And that, right there, is why I own Apple stock.

(That and the fact that my Dad, who is not a gadget person, owns one; and the fact that as I was leaving my building Friday morning, I reached into my pocket to get mine, and at the same moment, the woman walking next to me pulled hers out of her pocket; and the growing numbers of white earbuds I see in Chicago as I walk from the train to my job — not to mention on the train itself; and… you get the point.)

Now about those Mac Minis….

(Side Note: The image above is not actually the full animation. The original ad was done in Flash, and I recreated it only roughly by turning screen captures into an animated GIF. The full ad was more smoothly animated, and among other things, Jeeves actually is supposed to be snapping his fingers….)

Update (15 April 2005): Another good example is the term “podcasting“, which has a lot to do with digital audio, but is ostensibly not specific to the Apple iPod.

I don’t blame her.

Sunday, April 10th, 2005

Rachel disapproves of cats.

The New Black

Friday, April 8th, 2005

So… one of the big things to come out of the whole Terri Schiavo fiasco was that a whole lot of people are now saying “Damn! I’m going to get a Living Will so that people know what to do if something happens to me!”

Not so fast. Mae Magouirk has one, which pretty clearly says “feed me”, and they’re starving her anyway — on the instructions of a granddaughter who incidentally has no legal right to give such instruction.

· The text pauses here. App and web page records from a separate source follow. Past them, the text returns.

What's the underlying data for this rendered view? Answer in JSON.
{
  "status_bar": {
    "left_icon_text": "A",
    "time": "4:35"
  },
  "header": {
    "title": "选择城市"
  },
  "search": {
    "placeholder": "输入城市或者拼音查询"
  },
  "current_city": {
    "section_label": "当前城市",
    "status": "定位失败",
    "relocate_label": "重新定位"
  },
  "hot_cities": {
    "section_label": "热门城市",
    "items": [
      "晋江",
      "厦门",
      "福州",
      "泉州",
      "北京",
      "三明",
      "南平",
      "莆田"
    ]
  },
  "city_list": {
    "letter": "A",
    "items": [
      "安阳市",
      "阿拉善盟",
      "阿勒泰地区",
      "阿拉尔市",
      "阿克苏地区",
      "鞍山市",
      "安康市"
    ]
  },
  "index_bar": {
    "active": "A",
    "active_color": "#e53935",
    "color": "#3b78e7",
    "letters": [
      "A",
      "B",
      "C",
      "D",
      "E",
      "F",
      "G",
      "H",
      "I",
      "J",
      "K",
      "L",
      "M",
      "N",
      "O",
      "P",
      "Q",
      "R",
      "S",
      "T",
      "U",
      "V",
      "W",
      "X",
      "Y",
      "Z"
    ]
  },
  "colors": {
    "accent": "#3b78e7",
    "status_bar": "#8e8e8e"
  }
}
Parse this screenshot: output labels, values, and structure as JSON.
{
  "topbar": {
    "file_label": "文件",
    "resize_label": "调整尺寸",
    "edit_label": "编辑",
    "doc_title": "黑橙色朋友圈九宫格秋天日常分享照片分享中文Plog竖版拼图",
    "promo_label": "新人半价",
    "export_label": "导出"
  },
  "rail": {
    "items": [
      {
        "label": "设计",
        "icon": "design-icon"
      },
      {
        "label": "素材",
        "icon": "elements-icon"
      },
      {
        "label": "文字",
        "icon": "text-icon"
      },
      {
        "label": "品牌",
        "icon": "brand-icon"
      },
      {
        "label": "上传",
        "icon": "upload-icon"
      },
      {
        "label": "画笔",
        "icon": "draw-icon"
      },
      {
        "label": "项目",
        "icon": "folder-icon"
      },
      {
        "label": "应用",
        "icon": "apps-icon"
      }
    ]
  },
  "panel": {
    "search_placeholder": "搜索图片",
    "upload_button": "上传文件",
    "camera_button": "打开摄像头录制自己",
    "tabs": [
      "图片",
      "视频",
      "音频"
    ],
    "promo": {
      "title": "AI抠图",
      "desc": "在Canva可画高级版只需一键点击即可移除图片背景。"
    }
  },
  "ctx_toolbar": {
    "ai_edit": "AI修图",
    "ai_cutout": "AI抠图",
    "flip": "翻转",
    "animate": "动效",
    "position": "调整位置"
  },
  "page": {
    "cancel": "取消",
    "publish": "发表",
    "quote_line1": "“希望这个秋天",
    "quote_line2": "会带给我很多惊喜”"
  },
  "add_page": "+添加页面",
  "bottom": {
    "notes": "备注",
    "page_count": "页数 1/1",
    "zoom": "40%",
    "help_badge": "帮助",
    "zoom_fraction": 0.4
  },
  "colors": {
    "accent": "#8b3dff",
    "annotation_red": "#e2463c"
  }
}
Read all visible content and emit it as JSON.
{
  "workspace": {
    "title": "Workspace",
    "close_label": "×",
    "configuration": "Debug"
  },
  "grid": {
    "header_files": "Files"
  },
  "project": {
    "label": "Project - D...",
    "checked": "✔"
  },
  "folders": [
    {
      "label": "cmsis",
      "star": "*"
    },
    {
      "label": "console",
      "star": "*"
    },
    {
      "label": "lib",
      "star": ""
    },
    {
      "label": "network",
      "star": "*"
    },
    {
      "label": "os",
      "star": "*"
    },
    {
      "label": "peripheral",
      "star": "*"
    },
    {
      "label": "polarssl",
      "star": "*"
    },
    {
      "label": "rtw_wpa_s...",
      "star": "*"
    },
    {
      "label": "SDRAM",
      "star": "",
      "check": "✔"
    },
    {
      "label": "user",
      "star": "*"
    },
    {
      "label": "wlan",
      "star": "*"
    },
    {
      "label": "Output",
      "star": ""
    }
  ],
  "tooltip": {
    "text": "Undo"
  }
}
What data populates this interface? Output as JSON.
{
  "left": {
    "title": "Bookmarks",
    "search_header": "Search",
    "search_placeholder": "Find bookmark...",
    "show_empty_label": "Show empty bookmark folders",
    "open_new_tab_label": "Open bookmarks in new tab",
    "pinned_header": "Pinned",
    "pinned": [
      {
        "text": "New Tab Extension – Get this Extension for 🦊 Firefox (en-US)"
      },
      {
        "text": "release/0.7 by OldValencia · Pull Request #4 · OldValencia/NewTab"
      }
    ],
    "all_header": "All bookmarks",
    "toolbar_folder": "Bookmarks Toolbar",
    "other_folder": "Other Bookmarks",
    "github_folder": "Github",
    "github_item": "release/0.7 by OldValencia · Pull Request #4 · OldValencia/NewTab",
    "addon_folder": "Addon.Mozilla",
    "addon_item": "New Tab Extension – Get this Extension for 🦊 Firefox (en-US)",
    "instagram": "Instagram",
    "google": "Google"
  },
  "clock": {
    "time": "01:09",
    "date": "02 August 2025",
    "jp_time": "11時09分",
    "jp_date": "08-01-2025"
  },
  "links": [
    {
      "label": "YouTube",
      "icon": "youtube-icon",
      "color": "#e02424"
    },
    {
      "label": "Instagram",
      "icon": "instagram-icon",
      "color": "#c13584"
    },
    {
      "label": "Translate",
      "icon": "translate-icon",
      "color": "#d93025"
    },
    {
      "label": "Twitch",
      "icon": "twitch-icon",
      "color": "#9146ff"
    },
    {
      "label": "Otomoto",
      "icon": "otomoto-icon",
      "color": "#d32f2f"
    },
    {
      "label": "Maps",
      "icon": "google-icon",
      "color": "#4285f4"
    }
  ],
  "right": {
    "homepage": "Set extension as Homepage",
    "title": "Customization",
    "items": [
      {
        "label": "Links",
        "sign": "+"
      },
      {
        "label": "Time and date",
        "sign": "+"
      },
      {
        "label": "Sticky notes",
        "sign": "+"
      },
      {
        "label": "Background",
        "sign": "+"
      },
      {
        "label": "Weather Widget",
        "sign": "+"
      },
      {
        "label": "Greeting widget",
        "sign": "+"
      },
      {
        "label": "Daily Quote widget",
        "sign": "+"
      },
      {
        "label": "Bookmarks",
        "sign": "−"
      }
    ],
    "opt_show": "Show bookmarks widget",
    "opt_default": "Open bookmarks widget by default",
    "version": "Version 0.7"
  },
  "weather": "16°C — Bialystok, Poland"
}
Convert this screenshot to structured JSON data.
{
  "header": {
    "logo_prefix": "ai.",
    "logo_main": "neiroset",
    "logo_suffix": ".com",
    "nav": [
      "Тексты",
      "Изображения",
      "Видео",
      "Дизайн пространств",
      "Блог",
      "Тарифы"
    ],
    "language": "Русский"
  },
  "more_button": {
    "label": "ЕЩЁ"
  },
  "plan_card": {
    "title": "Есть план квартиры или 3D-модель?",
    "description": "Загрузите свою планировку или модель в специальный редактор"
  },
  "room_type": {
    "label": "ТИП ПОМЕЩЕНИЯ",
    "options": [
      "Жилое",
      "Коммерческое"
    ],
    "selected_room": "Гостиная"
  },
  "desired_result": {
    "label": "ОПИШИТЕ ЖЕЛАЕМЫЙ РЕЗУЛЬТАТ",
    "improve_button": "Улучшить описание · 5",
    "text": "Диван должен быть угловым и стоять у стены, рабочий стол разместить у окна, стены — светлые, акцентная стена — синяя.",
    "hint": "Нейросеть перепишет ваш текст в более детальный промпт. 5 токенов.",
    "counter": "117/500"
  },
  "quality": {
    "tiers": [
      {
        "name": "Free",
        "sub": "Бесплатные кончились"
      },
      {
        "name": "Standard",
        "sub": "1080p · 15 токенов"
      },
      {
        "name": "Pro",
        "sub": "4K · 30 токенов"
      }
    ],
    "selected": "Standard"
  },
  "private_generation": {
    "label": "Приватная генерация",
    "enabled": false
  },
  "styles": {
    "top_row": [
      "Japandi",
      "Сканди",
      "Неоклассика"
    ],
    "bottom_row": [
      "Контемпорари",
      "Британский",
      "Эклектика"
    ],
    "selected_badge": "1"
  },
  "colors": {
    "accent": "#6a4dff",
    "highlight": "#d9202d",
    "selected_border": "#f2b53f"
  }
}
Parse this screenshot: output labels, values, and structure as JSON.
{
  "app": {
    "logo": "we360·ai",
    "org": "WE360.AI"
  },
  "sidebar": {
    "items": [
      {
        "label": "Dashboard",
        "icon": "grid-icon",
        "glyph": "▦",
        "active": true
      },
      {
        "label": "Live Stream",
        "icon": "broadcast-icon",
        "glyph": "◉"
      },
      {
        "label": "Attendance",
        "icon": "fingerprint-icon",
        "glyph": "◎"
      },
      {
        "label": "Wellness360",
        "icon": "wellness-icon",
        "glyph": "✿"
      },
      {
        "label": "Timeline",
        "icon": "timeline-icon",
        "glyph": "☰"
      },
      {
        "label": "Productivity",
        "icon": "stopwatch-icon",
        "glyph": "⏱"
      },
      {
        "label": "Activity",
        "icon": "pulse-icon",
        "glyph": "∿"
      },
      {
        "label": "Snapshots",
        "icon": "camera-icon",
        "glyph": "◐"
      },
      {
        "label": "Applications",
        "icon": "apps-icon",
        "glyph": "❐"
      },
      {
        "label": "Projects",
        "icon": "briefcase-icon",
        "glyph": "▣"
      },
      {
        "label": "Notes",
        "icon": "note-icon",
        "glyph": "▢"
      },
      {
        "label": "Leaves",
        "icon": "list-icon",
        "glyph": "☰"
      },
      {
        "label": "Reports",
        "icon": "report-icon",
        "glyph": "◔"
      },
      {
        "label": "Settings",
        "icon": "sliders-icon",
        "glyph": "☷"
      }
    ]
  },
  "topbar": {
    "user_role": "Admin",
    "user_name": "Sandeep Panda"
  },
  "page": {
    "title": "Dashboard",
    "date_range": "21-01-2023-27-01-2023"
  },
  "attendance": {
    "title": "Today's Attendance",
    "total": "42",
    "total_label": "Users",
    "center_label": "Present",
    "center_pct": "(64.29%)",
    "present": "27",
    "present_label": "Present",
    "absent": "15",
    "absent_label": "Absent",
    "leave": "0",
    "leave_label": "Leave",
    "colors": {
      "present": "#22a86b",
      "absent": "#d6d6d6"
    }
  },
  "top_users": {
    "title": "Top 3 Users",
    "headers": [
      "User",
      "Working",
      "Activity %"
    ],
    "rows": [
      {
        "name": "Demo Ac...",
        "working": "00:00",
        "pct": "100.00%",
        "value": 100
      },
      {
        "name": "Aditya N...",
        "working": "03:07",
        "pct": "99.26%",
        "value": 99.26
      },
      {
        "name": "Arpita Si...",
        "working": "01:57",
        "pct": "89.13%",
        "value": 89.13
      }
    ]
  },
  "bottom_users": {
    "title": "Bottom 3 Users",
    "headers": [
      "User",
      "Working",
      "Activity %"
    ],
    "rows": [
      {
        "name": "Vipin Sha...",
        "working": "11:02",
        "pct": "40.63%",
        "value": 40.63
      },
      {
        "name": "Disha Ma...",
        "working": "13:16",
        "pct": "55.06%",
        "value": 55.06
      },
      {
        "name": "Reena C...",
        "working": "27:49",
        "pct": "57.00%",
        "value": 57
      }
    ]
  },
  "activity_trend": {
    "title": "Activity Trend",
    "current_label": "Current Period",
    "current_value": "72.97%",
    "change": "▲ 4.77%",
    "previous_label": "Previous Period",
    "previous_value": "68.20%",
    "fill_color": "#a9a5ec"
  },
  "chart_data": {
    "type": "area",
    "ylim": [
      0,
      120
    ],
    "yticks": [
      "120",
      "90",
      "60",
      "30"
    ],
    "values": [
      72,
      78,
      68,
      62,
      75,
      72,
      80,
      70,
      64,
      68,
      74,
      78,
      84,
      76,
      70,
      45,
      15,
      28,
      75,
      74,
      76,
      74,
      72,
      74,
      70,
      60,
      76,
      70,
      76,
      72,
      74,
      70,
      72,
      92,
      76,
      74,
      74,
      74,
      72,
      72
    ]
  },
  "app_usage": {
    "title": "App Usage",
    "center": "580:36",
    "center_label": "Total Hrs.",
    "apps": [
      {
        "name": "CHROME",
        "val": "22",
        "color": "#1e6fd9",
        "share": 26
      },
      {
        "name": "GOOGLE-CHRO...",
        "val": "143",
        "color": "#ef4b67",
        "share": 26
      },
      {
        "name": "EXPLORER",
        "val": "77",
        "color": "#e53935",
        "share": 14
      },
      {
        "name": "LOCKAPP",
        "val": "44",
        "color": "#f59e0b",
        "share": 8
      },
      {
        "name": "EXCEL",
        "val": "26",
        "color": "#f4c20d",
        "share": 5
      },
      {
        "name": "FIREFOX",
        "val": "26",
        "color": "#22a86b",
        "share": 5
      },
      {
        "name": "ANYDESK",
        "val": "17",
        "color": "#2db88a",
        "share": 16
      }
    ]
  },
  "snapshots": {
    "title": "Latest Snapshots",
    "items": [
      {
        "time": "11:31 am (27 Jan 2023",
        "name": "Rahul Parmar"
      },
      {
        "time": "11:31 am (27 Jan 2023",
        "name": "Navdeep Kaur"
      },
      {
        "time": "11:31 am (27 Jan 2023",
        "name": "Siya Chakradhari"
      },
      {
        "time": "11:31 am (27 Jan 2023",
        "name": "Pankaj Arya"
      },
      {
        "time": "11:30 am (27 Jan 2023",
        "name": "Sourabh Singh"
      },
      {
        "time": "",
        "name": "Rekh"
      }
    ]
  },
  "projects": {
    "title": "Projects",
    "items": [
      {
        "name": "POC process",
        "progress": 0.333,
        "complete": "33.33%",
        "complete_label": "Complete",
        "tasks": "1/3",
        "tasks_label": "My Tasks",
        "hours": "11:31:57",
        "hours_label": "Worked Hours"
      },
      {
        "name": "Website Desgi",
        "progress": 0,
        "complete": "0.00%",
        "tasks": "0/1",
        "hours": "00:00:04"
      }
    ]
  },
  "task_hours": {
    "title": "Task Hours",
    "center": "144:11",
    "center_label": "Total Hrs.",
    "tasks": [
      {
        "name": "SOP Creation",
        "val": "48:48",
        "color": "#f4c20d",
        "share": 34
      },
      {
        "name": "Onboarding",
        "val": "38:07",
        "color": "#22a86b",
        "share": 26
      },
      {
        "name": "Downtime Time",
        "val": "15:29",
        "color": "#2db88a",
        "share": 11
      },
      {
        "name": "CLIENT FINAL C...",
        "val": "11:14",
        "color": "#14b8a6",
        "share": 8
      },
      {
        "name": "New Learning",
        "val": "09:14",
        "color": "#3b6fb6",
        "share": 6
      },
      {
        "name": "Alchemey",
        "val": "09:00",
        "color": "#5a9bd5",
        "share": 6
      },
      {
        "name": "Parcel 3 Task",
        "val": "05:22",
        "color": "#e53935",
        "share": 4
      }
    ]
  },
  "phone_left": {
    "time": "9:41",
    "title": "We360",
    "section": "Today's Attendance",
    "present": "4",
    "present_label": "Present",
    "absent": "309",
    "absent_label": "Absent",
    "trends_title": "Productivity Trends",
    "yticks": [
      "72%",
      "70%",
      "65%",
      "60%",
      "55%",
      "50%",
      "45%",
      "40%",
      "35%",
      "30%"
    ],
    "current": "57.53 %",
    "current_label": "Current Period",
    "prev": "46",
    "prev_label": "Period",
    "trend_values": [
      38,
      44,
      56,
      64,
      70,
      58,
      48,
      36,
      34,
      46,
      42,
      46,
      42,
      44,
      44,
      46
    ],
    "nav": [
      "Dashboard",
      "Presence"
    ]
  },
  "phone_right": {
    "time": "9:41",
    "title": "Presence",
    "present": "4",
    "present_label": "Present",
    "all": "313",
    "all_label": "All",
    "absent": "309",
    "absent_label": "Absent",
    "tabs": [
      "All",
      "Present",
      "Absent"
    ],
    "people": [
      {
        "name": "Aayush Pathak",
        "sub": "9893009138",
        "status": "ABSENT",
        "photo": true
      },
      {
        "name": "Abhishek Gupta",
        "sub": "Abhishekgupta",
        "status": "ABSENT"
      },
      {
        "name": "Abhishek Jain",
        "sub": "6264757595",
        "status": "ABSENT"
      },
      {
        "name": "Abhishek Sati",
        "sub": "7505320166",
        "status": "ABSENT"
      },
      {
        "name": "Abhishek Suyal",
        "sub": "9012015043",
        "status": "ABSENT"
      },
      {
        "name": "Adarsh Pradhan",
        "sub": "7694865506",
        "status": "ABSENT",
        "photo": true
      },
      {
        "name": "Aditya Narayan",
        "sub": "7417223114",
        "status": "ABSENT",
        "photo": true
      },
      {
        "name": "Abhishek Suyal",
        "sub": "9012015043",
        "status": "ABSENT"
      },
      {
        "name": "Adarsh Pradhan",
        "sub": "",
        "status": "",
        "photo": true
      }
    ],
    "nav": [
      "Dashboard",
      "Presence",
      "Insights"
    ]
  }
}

(Under Georgia law, such authority is given to the closest living relatives which in this case is Mae’s brother and sister)

The granddaughter is quoted as saying “She has glaucoma and now this heart problem, and who would want to live with disabilities like these?”

Well girlie, it seems you grandma would. Says so in her living will. Did I mention that the granddaughter is the sole beneficiary of granny’s will?

It seems that as societal fashions go, euthanasia is the new black this season.

Hat Tip: Gut Rumbles and Lileks both had this one. I say the more the better if this all is true.

Update: Ms. Magouirk is now being fed and cared for properly (see here and here). The rest of her family has stepped in and taken charge for her sake.

Battle of the Bond

Friday, April 8th, 2005

A friend just enthusiastically introduced me to the music of Bond. They’re okay, I guess… but I can’t help but feeling that if this were four overweight bald guys, nobody would have ever heard of them.

And thus, the ascendance of the music video format has probably contributed more to the degeneration of popular music than any other force.

The Absoluteness of Rights

Monday, April 4th, 2005

An interesting observation about the United States Constitution: as it is written, the right to bear arms is conspicuously more strongly protected than the right to free speech (and the several other rights protected in the First Amendment). The statement on Free Speech is, in its essence:

Congress shall make no law… abridging the freedom of speech….

The First Amendment to the U.S. Constitution

While the statement on bearing arms is:

[T]he right of the people to keep and bear arms shall not be infringed.

The Second Amendment to the U.S. Constitution

The Second Amendment prohibition on infringement is absolute. This right shall not be infringed. The First Amendment prohibition simply states that the Federal Congress can not pass a law infringing free speech (or religion, etc.). In theory, an individual state could pass the Shut the Hell Up Act of 2005 and the Federal Government would have no legal issue with that; but a state passing a ban on personal arms would run afoul of the Second Amendment.

Perhaps the blunt strength of the Second Amendment was designed in such a way because the founding fathers recognized that this fundamental right protects all of our other rights.

(Of course, our sophisticated, nuanced court system has seen fit to read all kinds of exceptions and loopholes into that single straightforward sentence — I’m just talking about what’s actually written on the page.)